The South Korean marque says it is facing a “nightmare” situation in securing parts for use on its i20 N WRC cars due to a worldwide shortage of several raw materials.
The automotive sector has been hit hard by a shortage in computer chips and electronic componentry, which first came to light at the height of the COVID-19 pandemic. This problem has since been affected by rising energy costs that have affected suppliers, a factor exacerbated following Russia’s invasion of Ukraine.
The issue has not escaped the motorsport industry with Hyundai’s deputy team director Julien Moncet revealing the struggle his team has been facing to ensure it has enough parts for its cars this year and for 2023.
Moncet says many of the team’s suppliers are struggling to obtain raw materials, while costs have also spiralled to add to the supply chain headache.

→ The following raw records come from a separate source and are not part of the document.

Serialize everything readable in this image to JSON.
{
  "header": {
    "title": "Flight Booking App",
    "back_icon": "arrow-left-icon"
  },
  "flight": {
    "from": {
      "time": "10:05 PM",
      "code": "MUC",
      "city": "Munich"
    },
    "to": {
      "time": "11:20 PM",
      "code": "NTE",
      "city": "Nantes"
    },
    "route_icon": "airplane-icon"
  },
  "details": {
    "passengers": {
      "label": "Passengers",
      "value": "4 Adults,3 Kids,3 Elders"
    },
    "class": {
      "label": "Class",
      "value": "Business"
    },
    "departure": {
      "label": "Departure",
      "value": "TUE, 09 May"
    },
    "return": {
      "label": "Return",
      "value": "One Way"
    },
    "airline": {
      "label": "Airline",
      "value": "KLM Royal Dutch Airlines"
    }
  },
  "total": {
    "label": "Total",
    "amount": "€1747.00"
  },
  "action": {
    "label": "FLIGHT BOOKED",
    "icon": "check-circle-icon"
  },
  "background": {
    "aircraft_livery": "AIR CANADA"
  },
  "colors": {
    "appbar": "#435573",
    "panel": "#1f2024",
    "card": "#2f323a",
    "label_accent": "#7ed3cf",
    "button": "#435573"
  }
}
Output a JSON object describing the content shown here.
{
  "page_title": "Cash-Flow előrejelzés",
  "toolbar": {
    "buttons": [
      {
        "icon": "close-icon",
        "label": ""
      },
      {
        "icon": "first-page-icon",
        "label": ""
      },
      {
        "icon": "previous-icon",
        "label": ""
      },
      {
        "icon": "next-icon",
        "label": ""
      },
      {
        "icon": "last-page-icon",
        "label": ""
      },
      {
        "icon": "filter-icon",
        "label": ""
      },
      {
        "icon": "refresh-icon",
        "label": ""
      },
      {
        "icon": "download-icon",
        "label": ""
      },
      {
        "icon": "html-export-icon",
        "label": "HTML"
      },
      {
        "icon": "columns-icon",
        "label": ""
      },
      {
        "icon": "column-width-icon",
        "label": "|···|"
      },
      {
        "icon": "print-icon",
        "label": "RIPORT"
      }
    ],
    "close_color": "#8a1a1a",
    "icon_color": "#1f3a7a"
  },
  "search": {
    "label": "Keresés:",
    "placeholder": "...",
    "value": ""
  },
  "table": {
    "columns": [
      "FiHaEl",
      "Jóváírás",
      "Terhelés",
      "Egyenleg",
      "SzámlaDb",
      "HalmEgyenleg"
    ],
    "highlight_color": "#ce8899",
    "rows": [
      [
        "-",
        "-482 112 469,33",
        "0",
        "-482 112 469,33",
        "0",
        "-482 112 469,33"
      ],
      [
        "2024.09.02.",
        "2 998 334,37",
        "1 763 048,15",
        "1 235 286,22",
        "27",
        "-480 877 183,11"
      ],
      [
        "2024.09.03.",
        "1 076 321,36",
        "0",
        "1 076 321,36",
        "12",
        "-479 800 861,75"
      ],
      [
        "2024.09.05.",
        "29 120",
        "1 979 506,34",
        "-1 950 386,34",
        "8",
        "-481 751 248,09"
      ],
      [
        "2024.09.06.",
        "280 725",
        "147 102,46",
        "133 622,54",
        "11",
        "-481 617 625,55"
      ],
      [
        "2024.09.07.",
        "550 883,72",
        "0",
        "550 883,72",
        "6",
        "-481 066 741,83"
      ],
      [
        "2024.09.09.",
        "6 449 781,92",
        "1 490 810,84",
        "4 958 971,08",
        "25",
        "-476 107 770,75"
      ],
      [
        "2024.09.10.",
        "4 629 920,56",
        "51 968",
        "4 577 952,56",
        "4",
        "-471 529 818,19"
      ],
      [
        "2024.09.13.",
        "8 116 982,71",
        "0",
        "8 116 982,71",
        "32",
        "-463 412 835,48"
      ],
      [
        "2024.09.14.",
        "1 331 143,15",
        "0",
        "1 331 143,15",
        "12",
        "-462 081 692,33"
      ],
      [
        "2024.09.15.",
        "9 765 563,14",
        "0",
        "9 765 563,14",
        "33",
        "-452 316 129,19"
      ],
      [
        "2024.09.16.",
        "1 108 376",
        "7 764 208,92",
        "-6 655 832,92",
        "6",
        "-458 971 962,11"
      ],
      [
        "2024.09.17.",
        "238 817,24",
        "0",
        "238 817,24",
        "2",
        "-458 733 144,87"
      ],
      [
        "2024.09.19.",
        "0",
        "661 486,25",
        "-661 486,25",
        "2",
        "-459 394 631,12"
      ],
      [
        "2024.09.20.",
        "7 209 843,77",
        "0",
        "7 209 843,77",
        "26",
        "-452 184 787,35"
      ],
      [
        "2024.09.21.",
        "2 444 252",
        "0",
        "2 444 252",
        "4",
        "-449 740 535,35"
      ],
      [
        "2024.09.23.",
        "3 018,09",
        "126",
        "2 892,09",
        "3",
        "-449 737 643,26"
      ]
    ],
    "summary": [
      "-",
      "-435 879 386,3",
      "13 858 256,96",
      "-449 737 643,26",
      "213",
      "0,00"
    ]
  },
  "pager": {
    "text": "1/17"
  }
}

As a result, Hyundai is already planning for next season now with some components facing a six-month delivery time.
“We have damaged quite a lot of parts in Kenya and so on and to make sure we could increase our stock again was our main target in the last few days,” Moncet told Motorsport.com.
“I would say it is a nightmare. It [the shortage of key materials] is really difficult, it is not only impacting motorsport but all of the economy.
“Parts that we used to be able to get in a few days and weeks are taking a few months to arrive and even more in some cases.
“It is really tricky because some suppliers have had problems with COVID and then there is Brexit and the impact of the situation in Ukraine.
Dani Sordo, Candido Carrera, Hyundai World Rally Team Hyundai i20 N Rally1
Photo by: Hyundai Motorsport
“All of the suppliers are lacking in raw materials. The costs have also exploded really so it makes our life much more difficult as we have to review our complete chain supply process.
“For example, we are already working on parts for next year, which is six months in advance, because at the minute for some parts it is a six-month delivery time.
“It is completely crazy. This has changed a lot in terms of our development capacity. We have to make sure we have enough [parts] for production and for rallies. I can tell you is not easy.”
To combat the problem, Moncet says his team is looking into ways it can increase the production of parts from its Alzenau base in Germany.
“I think Toyota has much more in-house capacity than we have,” Moncet added. “I think it is good for them. When you can’t get the parts from suppliers outside you have to find another way, and one way is to increase to increase our internal capacity.
“It is something we are working on but you need the tools, the people and the space, it is not something we can do in two weeks.”
Despite the parts supply problem, Hyundai continued with its preparation for this weekend’s Rally Estonia by conducting a pre-event test at its new Finland test site.